**WHAT YOU SHOULD DO**
Each line with the string "localhost" is to be copied from the records below.

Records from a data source

▼

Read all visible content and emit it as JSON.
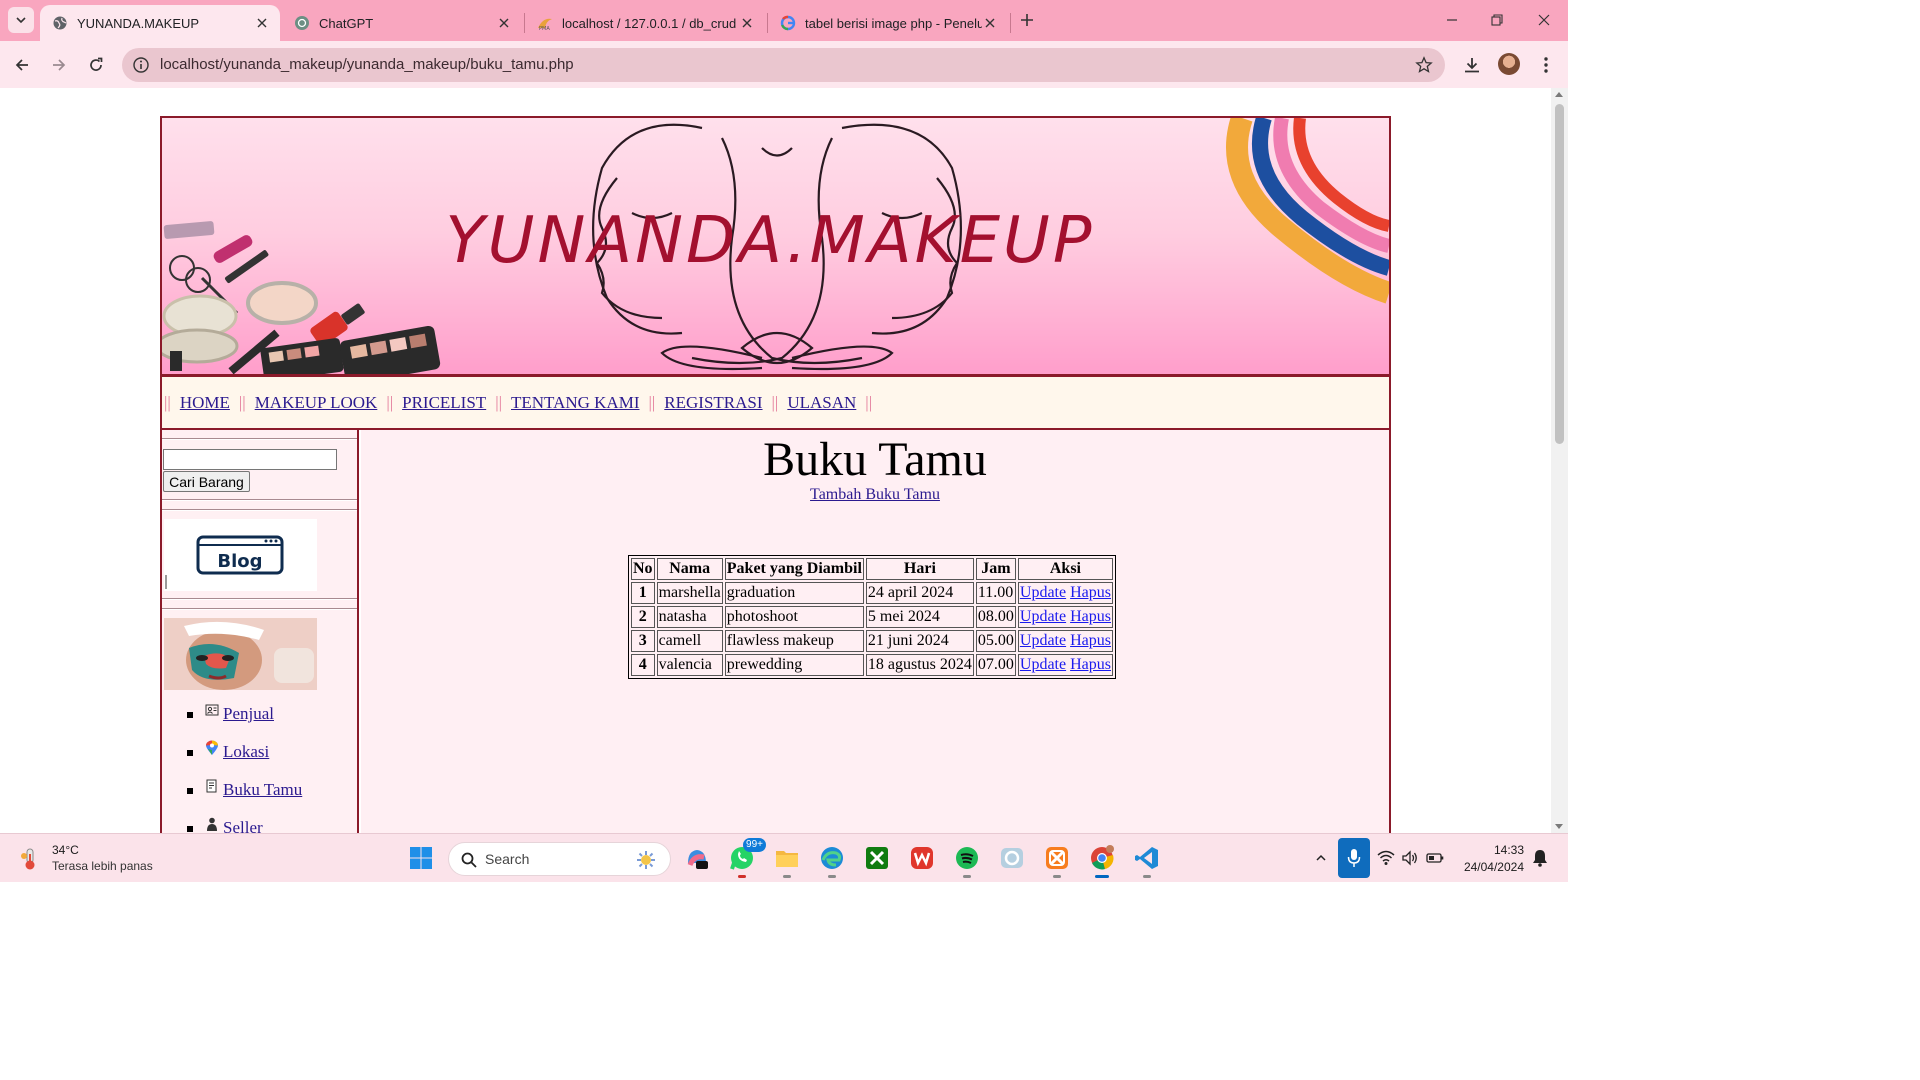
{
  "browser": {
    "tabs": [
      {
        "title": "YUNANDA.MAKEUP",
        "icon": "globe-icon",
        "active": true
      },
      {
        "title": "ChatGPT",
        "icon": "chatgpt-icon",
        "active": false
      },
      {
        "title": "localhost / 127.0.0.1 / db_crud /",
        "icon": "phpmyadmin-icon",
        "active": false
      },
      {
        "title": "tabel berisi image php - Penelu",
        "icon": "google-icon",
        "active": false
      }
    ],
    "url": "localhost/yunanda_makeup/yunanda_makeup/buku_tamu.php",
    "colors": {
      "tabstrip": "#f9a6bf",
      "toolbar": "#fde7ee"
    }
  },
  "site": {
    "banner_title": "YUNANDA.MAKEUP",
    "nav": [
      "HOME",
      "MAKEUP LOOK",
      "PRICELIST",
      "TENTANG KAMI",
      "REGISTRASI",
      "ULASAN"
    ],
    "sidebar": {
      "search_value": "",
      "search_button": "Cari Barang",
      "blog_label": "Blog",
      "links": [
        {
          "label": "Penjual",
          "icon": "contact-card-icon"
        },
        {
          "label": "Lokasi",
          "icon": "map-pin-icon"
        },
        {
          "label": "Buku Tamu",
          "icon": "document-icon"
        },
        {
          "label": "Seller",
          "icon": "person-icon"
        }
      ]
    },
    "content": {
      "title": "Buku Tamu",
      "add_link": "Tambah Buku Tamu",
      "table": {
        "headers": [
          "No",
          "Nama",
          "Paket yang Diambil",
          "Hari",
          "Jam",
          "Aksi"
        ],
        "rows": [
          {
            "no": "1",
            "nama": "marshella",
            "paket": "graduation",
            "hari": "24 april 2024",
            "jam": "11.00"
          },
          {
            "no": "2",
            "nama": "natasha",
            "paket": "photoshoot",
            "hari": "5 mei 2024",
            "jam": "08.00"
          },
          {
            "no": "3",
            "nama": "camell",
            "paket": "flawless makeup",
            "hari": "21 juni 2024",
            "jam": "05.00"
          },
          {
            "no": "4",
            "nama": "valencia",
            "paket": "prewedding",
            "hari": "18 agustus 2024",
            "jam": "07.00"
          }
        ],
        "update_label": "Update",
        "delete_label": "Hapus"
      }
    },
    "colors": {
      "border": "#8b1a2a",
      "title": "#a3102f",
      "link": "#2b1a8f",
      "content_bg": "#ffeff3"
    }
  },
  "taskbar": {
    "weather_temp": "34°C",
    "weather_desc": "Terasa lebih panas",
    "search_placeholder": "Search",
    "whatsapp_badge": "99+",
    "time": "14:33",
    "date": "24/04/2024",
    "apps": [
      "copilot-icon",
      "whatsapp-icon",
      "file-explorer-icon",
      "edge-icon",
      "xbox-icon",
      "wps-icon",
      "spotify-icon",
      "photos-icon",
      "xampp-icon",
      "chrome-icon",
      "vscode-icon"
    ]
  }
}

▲

**ANSWER FOR THE TASK**
        "title": "localhost / 127.0.0.1 / db_crud /",
    "url": "localhost/yunanda_makeup/yunanda_makeup/buku_tamu.php",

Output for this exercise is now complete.